  • Peginterferon Alfa-2b
  • Pixantrone

Other medical problems from which you might suffer can also affect the use of this medication. Ensure that you inform your doctor of any and all medical conditions that you have or have had in the past before beginning this treatment. This is especially important if you suffer from any of the following:

Do not use caffeine with the following conditions:

  • Anemia
  • Problems of the central nervous system
  • Heart problems
  • Blood vessel problems
  • Lung disease
  • Breathing problems
  • Obstructive apnea
  • Sepsis (an infection of the blood)

Use caution with the following conditions. Caffeine may stay in the body for longer than usual:

  • Kidney disease
  • Liver disease

Use with caution with the following conditions. Conditions may be worsened by use:

  • Necrotizing enterocolitis
  • History of seizures

Warnings

When using this treatment it is important that your doctor checks your progress or your child’s progress thoroughly and regularly. It is for the doctor to decide if you should continue treatment.

In the use of the treatment of apnea:

  • Call your doctor immediately if apnea continues.
  • Call your doctor if the baby has an increased heart rate, is restless, is wetting the diaper more than usual or is shaking.
  • Call your baby’s doctor if your baby is vomiting or has bloody stools.
  • Never change your baby’s dose without consulting your doctor.

In the use of caffeine tablets:

  • Limit your caffeine intake from other sources including food and drink.
  • Check in with your doctor if you remain tired or drowsy after taking this medication.

Consult your doctor before using this treatment when pregnant. Where possible use should be avoided in pregnant women.

There has been shown to be minimal risk from use while breastfeeding. Discuss use with your doctor if you are concerned about this.

Storage

This medication should be stored at room temperature out of direct light and away from moisture and heat.

Prevent this medication from freezing.

Do not keep outdated medicine and dispose of medicine that shows signs of contamination.

Do not take tablets that have been crushed or broken.

Ask a medical professional about how you can best dispose of unwanted medication.

Summary

Caffeine is used as a medication for two separate conditions. In adults, it is used in tablet form to make the patient more alert and combat drowsiness and tiredness. In premature babies, it is used to combat apnea of prematurity and encourage natural breathing in the infant.

Caffeine is also available in tablet form for adult use without a prescription.

The use of caffeine should be carried out with caution.

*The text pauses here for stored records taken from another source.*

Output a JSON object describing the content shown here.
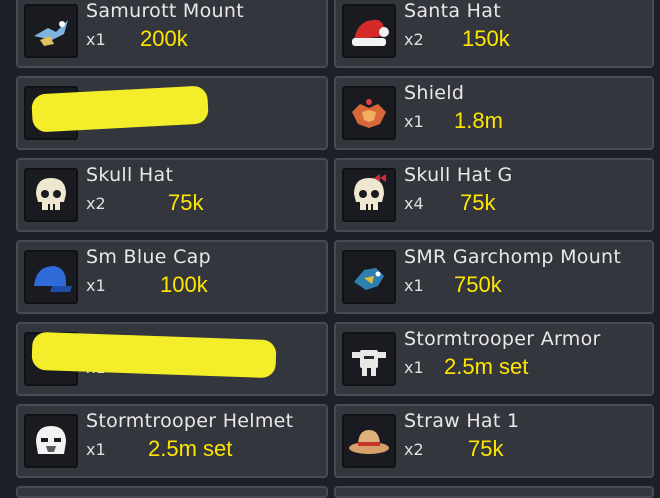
{
  "items": [
    {
      "name": "Samurott Mount",
      "qty": "x1",
      "price": "200k"
    },
    {
      "name": "Santa Hat",
      "qty": "x2",
      "price": "150k"
    },
    {
      "name": "",
      "qty": "",
      "price": ""
    },
    {
      "name": "Shield",
      "qty": "x1",
      "price": "1.8m"
    },
    {
      "name": "Skull Hat",
      "qty": "x2",
      "price": "75k"
    },
    {
      "name": "Skull Hat G",
      "qty": "x4",
      "price": "75k"
    },
    {
      "name": "Sm Blue Cap",
      "qty": "x1",
      "price": "100k"
    },
    {
      "name": "SMR Garchomp Mount",
      "qty": "x1",
      "price": "750k"
    },
    {
      "name": "",
      "qty": "x1",
      "price": ""
    },
    {
      "name": "Stormtrooper Armor",
      "qty": "x1",
      "price": "2.5m set"
    },
    {
      "name": "Stormtrooper Helmet",
      "qty": "x1",
      "price": "2.5m set"
    },
    {
      "name": "Straw Hat 1",
      "qty": "x2",
      "price": "75k"
    }
  ],
  "colors": {
    "background": "#1d2026",
    "card": "#34363d",
    "price": "#ffe600",
    "redaction": "#f4ee2a"
  }
}
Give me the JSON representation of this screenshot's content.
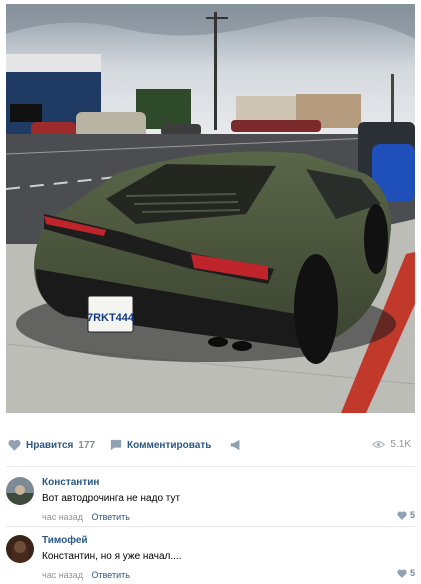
{
  "post": {
    "photo": {
      "license_plate": "7RKT444",
      "colors": {
        "car_body": "#48533a",
        "sky": "#c7cdd3",
        "road": "#4b4d50",
        "curb_red": "#c0392b"
      }
    },
    "actions": {
      "like_label": "Нравится",
      "like_count": "177",
      "comment_label": "Комментировать",
      "views_count": "5.1K"
    }
  },
  "comments": [
    {
      "author": "Константин",
      "text": "Вот автодрочинга не надо тут",
      "time": "час назад",
      "reply_label": "Ответить",
      "likes": "5"
    },
    {
      "author": "Тимофей",
      "text": "Константин, но я уже начал....",
      "time": "час назад",
      "reply_label": "Ответить",
      "likes": "5"
    }
  ],
  "theme": {
    "link": "#2a5885",
    "muted": "#939393",
    "icon": "#8fa1b3"
  }
}
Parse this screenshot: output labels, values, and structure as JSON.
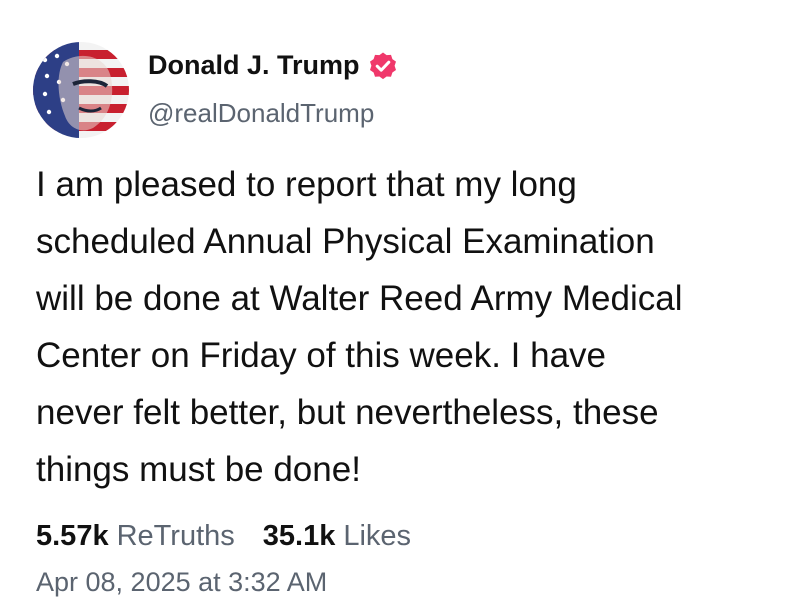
{
  "author": {
    "display_name": "Donald J. Trump",
    "handle": "@realDonaldTrump",
    "avatar_icon": "flag-portrait-avatar",
    "verified_icon": "verified-badge-icon",
    "verified_color": "#f0386b"
  },
  "post": {
    "lines": [
      "I am pleased to report that my long",
      "scheduled Annual Physical Examination",
      "will be done at Walter Reed Army Medical",
      "Center on Friday of this week. I have",
      "never felt better, but nevertheless, these",
      "things must be done!"
    ]
  },
  "stats": {
    "retruths_count": "5.57k",
    "retruths_label": "ReTruths",
    "likes_count": "35.1k",
    "likes_label": "Likes"
  },
  "timestamp": "Apr 08, 2025 at 3:32 AM"
}
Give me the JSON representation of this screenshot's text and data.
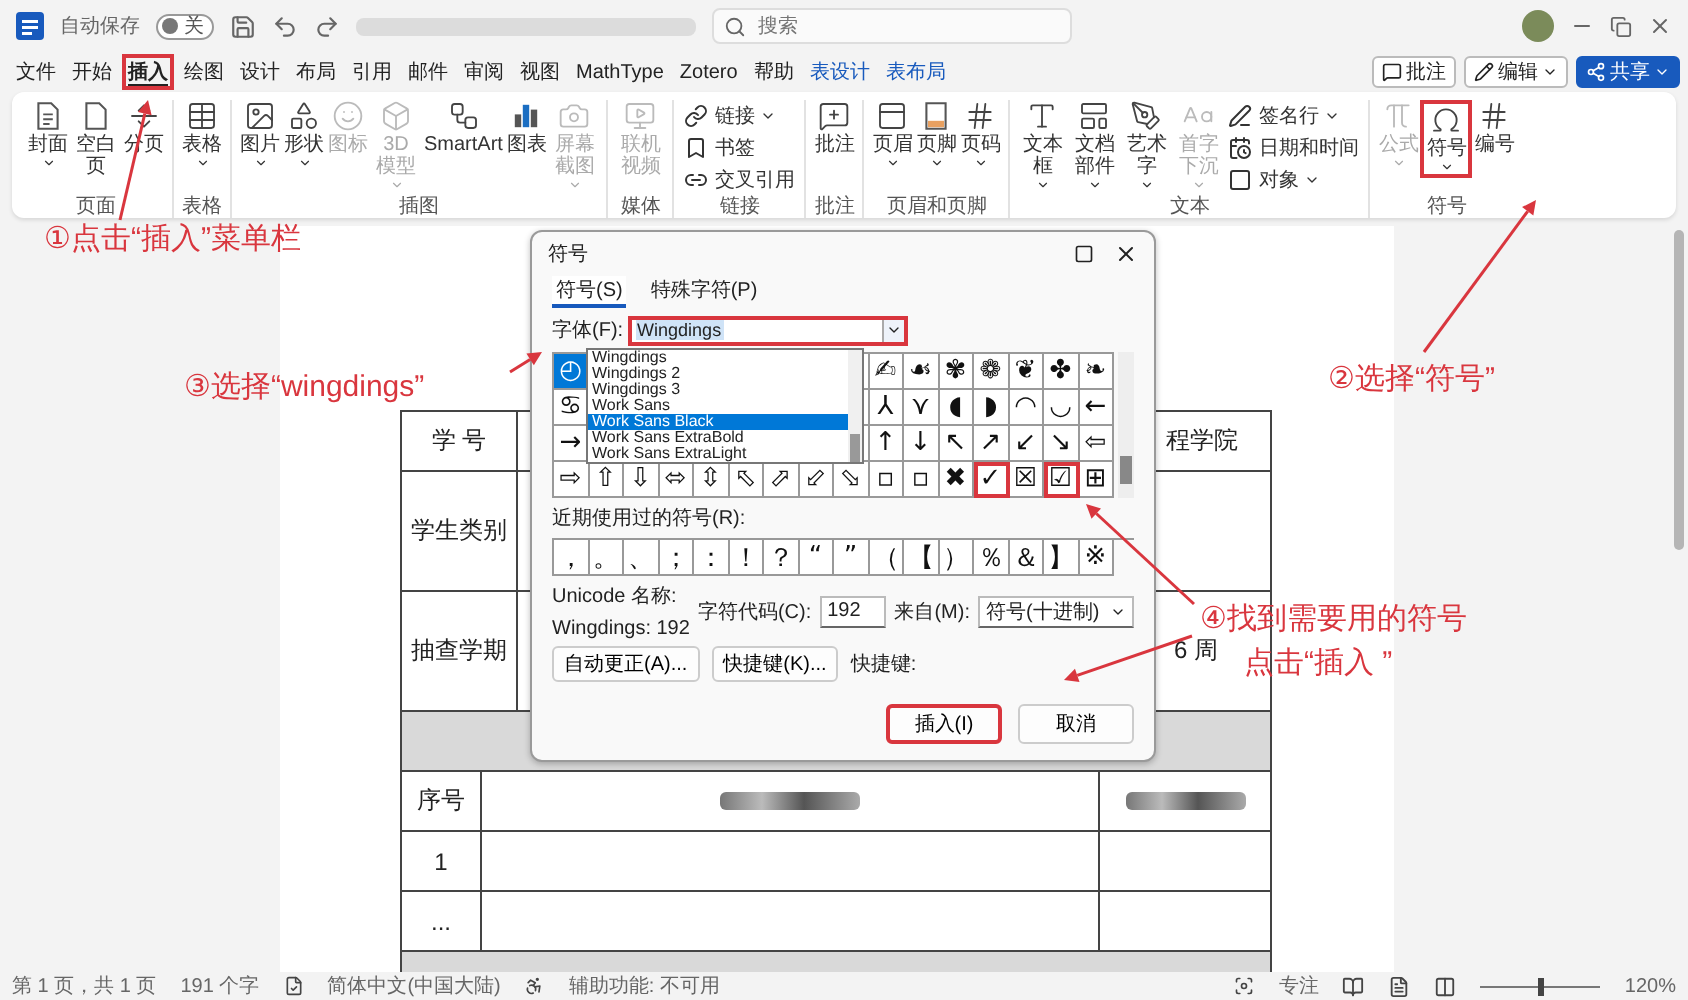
{
  "title_bar": {
    "autosave_label": "自动保存",
    "autosave_toggle": {
      "on": false,
      "label": "关"
    },
    "search": {
      "placeholder": "搜索"
    }
  },
  "menu_tabs": [
    {
      "label": "文件",
      "selected": false,
      "kind": "normal"
    },
    {
      "label": "开始",
      "selected": false,
      "kind": "normal"
    },
    {
      "label": "插入",
      "selected": true,
      "kind": "normal",
      "annotated": true
    },
    {
      "label": "绘图",
      "selected": false,
      "kind": "normal"
    },
    {
      "label": "设计",
      "selected": false,
      "kind": "normal"
    },
    {
      "label": "布局",
      "selected": false,
      "kind": "normal"
    },
    {
      "label": "引用",
      "selected": false,
      "kind": "normal"
    },
    {
      "label": "邮件",
      "selected": false,
      "kind": "normal"
    },
    {
      "label": "审阅",
      "selected": false,
      "kind": "normal"
    },
    {
      "label": "视图",
      "selected": false,
      "kind": "normal"
    },
    {
      "label": "MathType",
      "selected": false,
      "kind": "normal"
    },
    {
      "label": "Zotero",
      "selected": false,
      "kind": "normal"
    },
    {
      "label": "帮助",
      "selected": false,
      "kind": "normal"
    },
    {
      "label": "表设计",
      "selected": false,
      "kind": "context"
    },
    {
      "label": "表布局",
      "selected": false,
      "kind": "context"
    }
  ],
  "menu_buttons": [
    {
      "label": "批注",
      "kind": "comment"
    },
    {
      "label": "编辑",
      "kind": "edit"
    },
    {
      "label": "共享",
      "kind": "share"
    }
  ],
  "ribbon_groups": [
    {
      "label": "页面",
      "items": [
        {
          "label": "封面",
          "kind": "large",
          "dropdown": true
        },
        {
          "label": "空白页",
          "kind": "large"
        },
        {
          "label": "分页",
          "kind": "large"
        }
      ]
    },
    {
      "label": "表格",
      "items": [
        {
          "label": "表格",
          "kind": "large",
          "dropdown": true
        }
      ]
    },
    {
      "label": "插图",
      "items": [
        {
          "label": "图片",
          "kind": "large",
          "dropdown": true
        },
        {
          "label": "形状",
          "kind": "large",
          "dropdown": true
        },
        {
          "label": "图标",
          "kind": "large",
          "disabled": true
        },
        {
          "label": "3D 模型",
          "kind": "large",
          "dropdown": true,
          "disabled": true
        },
        {
          "label": "SmartArt",
          "kind": "large"
        },
        {
          "label": "图表",
          "kind": "large"
        },
        {
          "label": "屏幕截图",
          "kind": "large",
          "dropdown": true,
          "disabled": true
        }
      ]
    },
    {
      "label": "媒体",
      "items": [
        {
          "label": "联机视频",
          "kind": "large",
          "disabled": true
        }
      ]
    },
    {
      "label": "链接",
      "items": [
        {
          "label": "链接",
          "kind": "small",
          "dropdown": true
        },
        {
          "label": "书签",
          "kind": "small"
        },
        {
          "label": "交叉引用",
          "kind": "small"
        }
      ]
    },
    {
      "label": "批注",
      "items": [
        {
          "label": "批注",
          "kind": "large"
        }
      ]
    },
    {
      "label": "页眉和页脚",
      "items": [
        {
          "label": "页眉",
          "kind": "large",
          "dropdown": true
        },
        {
          "label": "页脚",
          "kind": "large",
          "dropdown": true
        },
        {
          "label": "页码",
          "kind": "large",
          "dropdown": true
        }
      ]
    },
    {
      "label": "文本",
      "items": [
        {
          "label": "文本框",
          "kind": "large",
          "dropdown": true
        },
        {
          "label": "文档部件",
          "kind": "large",
          "dropdown": true
        },
        {
          "label": "艺术字",
          "kind": "large",
          "dropdown": true
        },
        {
          "label": "首字下沉",
          "kind": "large",
          "dropdown": true,
          "disabled": true
        },
        {
          "label": "签名行",
          "kind": "small",
          "dropdown": true
        },
        {
          "label": "日期和时间",
          "kind": "small"
        },
        {
          "label": "对象",
          "kind": "small",
          "dropdown": true
        }
      ]
    },
    {
      "label": "符号",
      "items": [
        {
          "label": "公式",
          "kind": "large",
          "dropdown": true,
          "disabled": true
        },
        {
          "label": "符号",
          "kind": "large",
          "dropdown": true,
          "annotated": true
        },
        {
          "label": "编号",
          "kind": "large"
        }
      ]
    }
  ],
  "document": {
    "top_rows": [
      {
        "label": "学 号",
        "value": "程学院"
      },
      {
        "label": "学生类别"
      },
      {
        "label": "抽查学期",
        "value": "6 周"
      }
    ],
    "lower_rows": [
      {
        "number": "序号",
        "redacted": true
      },
      {
        "number": "1"
      },
      {
        "number": "..."
      }
    ]
  },
  "dialog": {
    "title": "符号",
    "tabs": [
      {
        "label": "符号(S)",
        "selected": true
      },
      {
        "label": "特殊字符(P)",
        "selected": false
      }
    ],
    "font": {
      "label": "字体(F):",
      "value": "Wingdings",
      "annotated": true
    },
    "font_list": [
      {
        "label": "Wingdings",
        "selected": false
      },
      {
        "label": "Wingdings 2",
        "selected": false
      },
      {
        "label": "Wingdings 3",
        "selected": false
      },
      {
        "label": "Work Sans",
        "selected": false
      },
      {
        "label": "Work Sans Black",
        "selected": true
      },
      {
        "label": "Work Sans ExtraBold",
        "selected": false
      },
      {
        "label": "Work Sans ExtraLight",
        "selected": false
      }
    ],
    "symbol_rows": [
      {
        "left": [
          {
            "symbol": "◴",
            "selected": true
          }
        ],
        "right": [
          {
            "symbol": "✍",
            "selected": false
          },
          {
            "symbol": "☙",
            "selected": false
          },
          {
            "symbol": "✾",
            "selected": false
          },
          {
            "symbol": "❁",
            "selected": false
          },
          {
            "symbol": "❦",
            "selected": false
          },
          {
            "symbol": "✤",
            "selected": false
          },
          {
            "symbol": "❧",
            "selected": false
          }
        ]
      },
      {
        "left": [
          {
            "symbol": "♋",
            "selected": false
          }
        ],
        "right": [
          {
            "symbol": "⅄",
            "selected": false
          },
          {
            "symbol": "⋎",
            "selected": false
          },
          {
            "symbol": "◖",
            "selected": false
          },
          {
            "symbol": "◗",
            "selected": false
          },
          {
            "symbol": "◠",
            "selected": false
          },
          {
            "symbol": "◡",
            "selected": false
          },
          {
            "symbol": "←",
            "selected": false
          }
        ]
      },
      {
        "left": [
          {
            "symbol": "→",
            "selected": false
          }
        ],
        "right": [
          {
            "symbol": "↑",
            "selected": false
          },
          {
            "symbol": "↓",
            "selected": false
          },
          {
            "symbol": "↖",
            "selected": false
          },
          {
            "symbol": "↗",
            "selected": false
          },
          {
            "symbol": "↙",
            "selected": false
          },
          {
            "symbol": "↘",
            "selected": false
          },
          {
            "symbol": "⇦",
            "selected": false
          }
        ]
      },
      {
        "left": [
          {
            "symbol": "⇨",
            "selected": false
          },
          {
            "symbol": "⇧",
            "selected": false
          },
          {
            "symbol": "⇩",
            "selected": false
          },
          {
            "symbol": "⬄",
            "selected": false
          },
          {
            "symbol": "⇳",
            "selected": false
          },
          {
            "symbol": "⬁",
            "selected": false
          },
          {
            "symbol": "⬀",
            "selected": false
          },
          {
            "symbol": "⬃",
            "selected": false
          },
          {
            "symbol": "⬂",
            "selected": false
          },
          {
            "symbol": "▫",
            "selected": false
          },
          {
            "symbol": "▫",
            "selected": false
          },
          {
            "symbol": "✖",
            "selected": false
          },
          {
            "symbol": "✓",
            "selected": false,
            "annotated": true
          },
          {
            "symbol": "☒",
            "selected": false
          },
          {
            "symbol": "☑",
            "selected": false,
            "annotated": true
          },
          {
            "symbol": "⊞",
            "selected": false
          }
        ]
      }
    ],
    "recent_label": "近期使用过的符号(R):",
    "recent": [
      "，",
      "。",
      "、",
      "；",
      "：",
      "！",
      "？",
      "“",
      "”",
      "（",
      "【",
      "）",
      "％",
      "＆",
      "】",
      "※"
    ],
    "unicode_label": "Unicode 名称:",
    "unicode_value": "Wingdings: 192",
    "char_code": {
      "label": "字符代码(C):",
      "value": "192"
    },
    "from": {
      "label": "来自(M):",
      "value": "符号(十进制)"
    },
    "buttons": [
      {
        "label": "自动更正(A)..."
      },
      {
        "label": "快捷键(K)..."
      }
    ],
    "shortcut_label": "快捷键:",
    "actions": [
      {
        "label": "插入(I)",
        "annotated": true
      },
      {
        "label": "取消"
      }
    ]
  },
  "annotations": [
    {
      "text": "①点击“插入”菜单栏"
    },
    {
      "text": "③选择“wingdings”"
    },
    {
      "text": "②选择“符号”"
    },
    {
      "text": "④找到需要用的符号"
    },
    {
      "text": "点击“插入 ”"
    }
  ],
  "status_bar": {
    "left": [
      "第 1 页，共 1 页",
      "191 个字",
      "简体中文(中国大陆)",
      "辅助功能: 不可用"
    ],
    "focus": "专注",
    "zoom": {
      "level": 0.5,
      "reading": "120%"
    }
  }
}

An overdose of caffeine can have significant side effects on the body and can lead to complications that can be life-threatening. In no circumstances is caffeine a substitute for sleep and it is important to ensure that you are well rested whenever possible.

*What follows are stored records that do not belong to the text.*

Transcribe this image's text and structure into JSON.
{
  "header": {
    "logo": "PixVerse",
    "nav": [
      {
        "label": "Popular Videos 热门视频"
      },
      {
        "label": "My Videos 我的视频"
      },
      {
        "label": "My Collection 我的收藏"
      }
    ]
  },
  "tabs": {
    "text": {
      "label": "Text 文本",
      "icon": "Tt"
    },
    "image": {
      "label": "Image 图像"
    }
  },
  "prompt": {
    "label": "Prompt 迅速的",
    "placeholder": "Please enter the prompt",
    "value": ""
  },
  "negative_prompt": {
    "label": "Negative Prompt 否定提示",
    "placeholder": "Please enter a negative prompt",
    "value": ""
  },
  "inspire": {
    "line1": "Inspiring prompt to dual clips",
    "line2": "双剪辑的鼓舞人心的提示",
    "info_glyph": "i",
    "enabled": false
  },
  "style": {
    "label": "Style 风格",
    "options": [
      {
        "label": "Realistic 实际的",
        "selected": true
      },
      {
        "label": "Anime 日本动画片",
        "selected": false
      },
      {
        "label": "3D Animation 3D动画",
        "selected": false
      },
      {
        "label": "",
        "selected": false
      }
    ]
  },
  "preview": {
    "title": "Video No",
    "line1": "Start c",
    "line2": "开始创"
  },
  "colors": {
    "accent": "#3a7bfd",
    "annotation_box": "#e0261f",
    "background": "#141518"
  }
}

When taking this medication you should ensure that you are fit to drive and operate machinery before doing so. Caffeine will not increase your reaction rates to the same levels as in a well-rested individual. The use of caffeine can also cause dizziness and disorientation. You should assess the effects of the caffeine on you before beginning to drive or operate any machinery that could put you or anyone else at risk if you were to stop being alert.

When prescribed you should closely follow the doses that your doctor has set out for you.

Caffeine should not be used in patients who have certain medical conditions. In particular, this relates to conditions of the heart, lungs, blood and kidneys. If you have any such conditions then you should discuss these with your doctor before beginning the treatment.

Caffeine is available in a range of forms. For use in adults there is a range of tablets that allow for slow release into the body. In infants, the medication is administered in the form of a solution.

Before taking caffeine when pregnant you should discuss this with your doctor.

There has been shown to be a minimal risk from use when breastfeeding.

When taking caffeine you should control the amount of caffeine that is coming into your body from other sources including from food and drink as this can contribute to an increased dose being taken.

Resources
Last Reviewed:
December 25, 2017
Last Updated:
December 22, 2017
Content Source: